She has either left the world
Or just stepped into it.
– from Barbara Temperton, ‘The Lighthouse Keeper’s Wife’, Southern Edge
For me, Barbara Temperton’s lines contain the essence of what it is a poem does: the poem takes us away from the world we know even as it draws us into a close communion with the world.
In its economy of language, its reliance on the space around the words, and in the way the words draw attention to each other, poetry is an exacting art form. Poetry done well captures the world keenly, and leaves us feeling as if we are able to see more clearly.
Poetry is the written form that is closest to the spoken word. Performing poetry before an audience is a natural thing to do – and a wonderful way to celebrate the texture and movement of this precise but elastic art form.
This year, for the first time, we have designed a program of events to actively celebrate not only our poets, but poetry itself. Our aim is to share and celebrate poetry with many different sections of the community – other writers, readings-goers, library-gatherers, school students and their teachers. And we have invited representatives from the exciting and dynamic writing groups that practise the art form on a regular basis around us – WA Poets Inc, indigo journal, Out of the Asylum Writers Group, Sunline Press – to participate us in this celebration.
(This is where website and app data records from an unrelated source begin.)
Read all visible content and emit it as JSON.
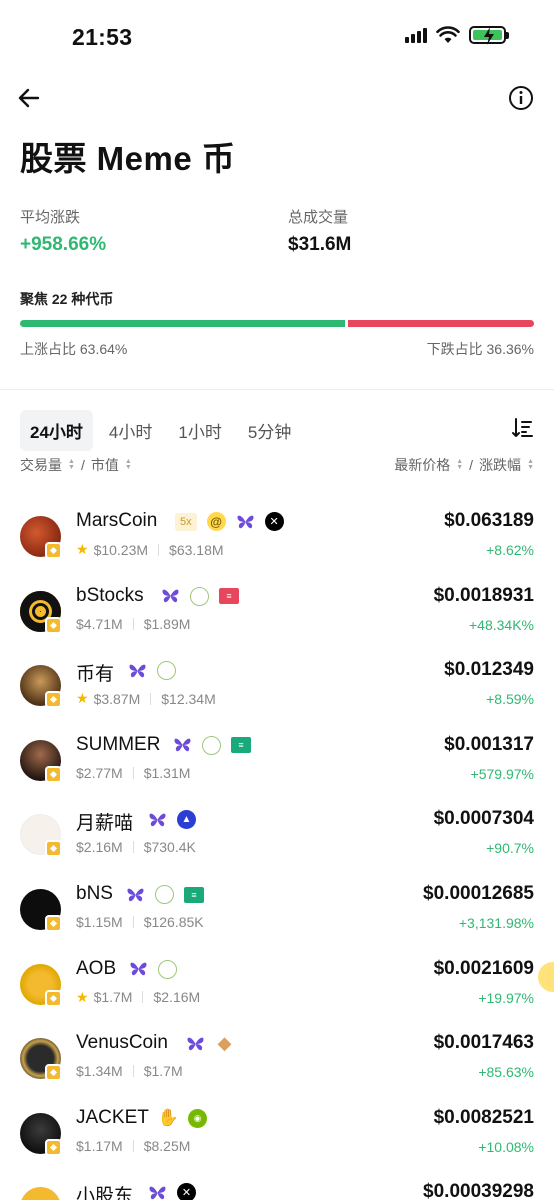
{
  "status": {
    "time": "21:53"
  },
  "header": {
    "title": "股票 Meme 币"
  },
  "stats": {
    "avg_change_label": "平均涨跌",
    "avg_change_value": "+958.66%",
    "total_volume_label": "总成交量",
    "total_volume_value": "$31.6M"
  },
  "focus": {
    "label": "聚焦 22 种代币",
    "up_ratio_pct": 63.64,
    "up_label": "上涨占比 63.64%",
    "down_label": "下跌占比 36.36%"
  },
  "tabs": [
    "24小时",
    "4小时",
    "1小时",
    "5分钟"
  ],
  "columns": {
    "left": "交易量",
    "left_sep": "/",
    "left2": "市值",
    "right": "最新价格",
    "right_sep": "/",
    "right2": "涨跌幅"
  },
  "coins": [
    {
      "name": "MarsCoin",
      "star": true,
      "volume": "$10.23M",
      "mcap": "$63.18M",
      "price": "$0.063189",
      "change": "+8.62%",
      "tags": [
        "5x",
        "at",
        "butterfly",
        "x"
      ]
    },
    {
      "name": "bStocks",
      "star": false,
      "volume": "$4.71M",
      "mcap": "$1.89M",
      "price": "$0.0018931",
      "change": "+48.34K%",
      "tags": [
        "butterfly",
        "spdr",
        "shop-red"
      ]
    },
    {
      "name": "币有",
      "star": true,
      "volume": "$3.87M",
      "mcap": "$12.34M",
      "price": "$0.012349",
      "change": "+8.59%",
      "tags": [
        "butterfly",
        "spdr"
      ]
    },
    {
      "name": "SUMMER",
      "star": false,
      "volume": "$2.77M",
      "mcap": "$1.31M",
      "price": "$0.001317",
      "change": "+579.97%",
      "tags": [
        "butterfly",
        "spdr",
        "shop-teal"
      ]
    },
    {
      "name": "月薪喵",
      "star": false,
      "volume": "$2.16M",
      "mcap": "$730.4K",
      "price": "$0.0007304",
      "change": "+90.7%",
      "tags": [
        "butterfly",
        "blue"
      ]
    },
    {
      "name": "bNS",
      "star": false,
      "volume": "$1.15M",
      "mcap": "$126.85K",
      "price": "$0.00012685",
      "change": "+3,131.98%",
      "tags": [
        "butterfly",
        "spdr",
        "shop-teal"
      ]
    },
    {
      "name": "AOB",
      "star": true,
      "volume": "$1.7M",
      "mcap": "$2.16M",
      "price": "$0.0021609",
      "change": "+19.97%",
      "tags": [
        "butterfly",
        "spdr"
      ]
    },
    {
      "name": "VenusCoin",
      "star": false,
      "volume": "$1.34M",
      "mcap": "$1.7M",
      "price": "$0.0017463",
      "change": "+85.63%",
      "tags": [
        "butterfly",
        "gem"
      ]
    },
    {
      "name": "JACKET",
      "star": false,
      "volume": "$1.17M",
      "mcap": "$8.25M",
      "price": "$0.0082521",
      "change": "+10.08%",
      "tags": [
        "hand",
        "nvidia"
      ]
    },
    {
      "name": "小股东",
      "star": false,
      "volume": "",
      "mcap": "",
      "price": "$0.00039298",
      "change": "",
      "tags": [
        "butterfly",
        "x"
      ]
    }
  ],
  "colors": {
    "up": "#2fb872",
    "down": "#e8465c",
    "accent_yellow": "#f3ba2f"
  }
}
In Fremantle Poetry Month we will feature two established poets whose careers have been significantly supported across time by the Press.
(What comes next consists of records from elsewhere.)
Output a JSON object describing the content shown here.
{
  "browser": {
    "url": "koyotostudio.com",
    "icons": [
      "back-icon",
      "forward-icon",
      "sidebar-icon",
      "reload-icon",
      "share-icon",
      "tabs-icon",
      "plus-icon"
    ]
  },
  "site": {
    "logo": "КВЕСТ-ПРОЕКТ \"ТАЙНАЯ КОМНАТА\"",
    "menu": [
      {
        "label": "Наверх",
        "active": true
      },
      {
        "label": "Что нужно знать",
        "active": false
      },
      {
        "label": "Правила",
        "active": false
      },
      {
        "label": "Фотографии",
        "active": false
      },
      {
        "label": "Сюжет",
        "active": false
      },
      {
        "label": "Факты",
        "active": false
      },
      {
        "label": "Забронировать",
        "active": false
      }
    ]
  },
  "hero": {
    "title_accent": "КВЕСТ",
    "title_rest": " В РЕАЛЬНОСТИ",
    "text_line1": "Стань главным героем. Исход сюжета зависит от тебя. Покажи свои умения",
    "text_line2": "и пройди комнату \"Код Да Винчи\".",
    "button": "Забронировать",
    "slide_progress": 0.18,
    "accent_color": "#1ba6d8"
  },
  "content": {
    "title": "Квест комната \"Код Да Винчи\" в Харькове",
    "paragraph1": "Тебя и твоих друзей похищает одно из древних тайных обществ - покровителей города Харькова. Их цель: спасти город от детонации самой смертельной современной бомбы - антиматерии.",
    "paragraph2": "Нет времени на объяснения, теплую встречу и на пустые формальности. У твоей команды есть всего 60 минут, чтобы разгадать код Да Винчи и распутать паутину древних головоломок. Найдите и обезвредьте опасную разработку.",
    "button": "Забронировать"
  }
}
John Mateer’s The West is a timely retrospective of twenty years of his Australian poems.
Caroline Caddy’s Burning Bright is an intimate journey that moves between south-west Australia and China.
In New Poets, we introduce Emma Rooksby, Scott-Patrick Mitchell and J.P. Quinton, three talented new poets appearing for the first time in book length form.
Poetry is a concise, vibrant, beautiful way of apprehending the world. Poets are worth celebrating. This month, leave the world with us, and step squarely into it.
Georgia Richter, Poetry Publisher, Fremantle Press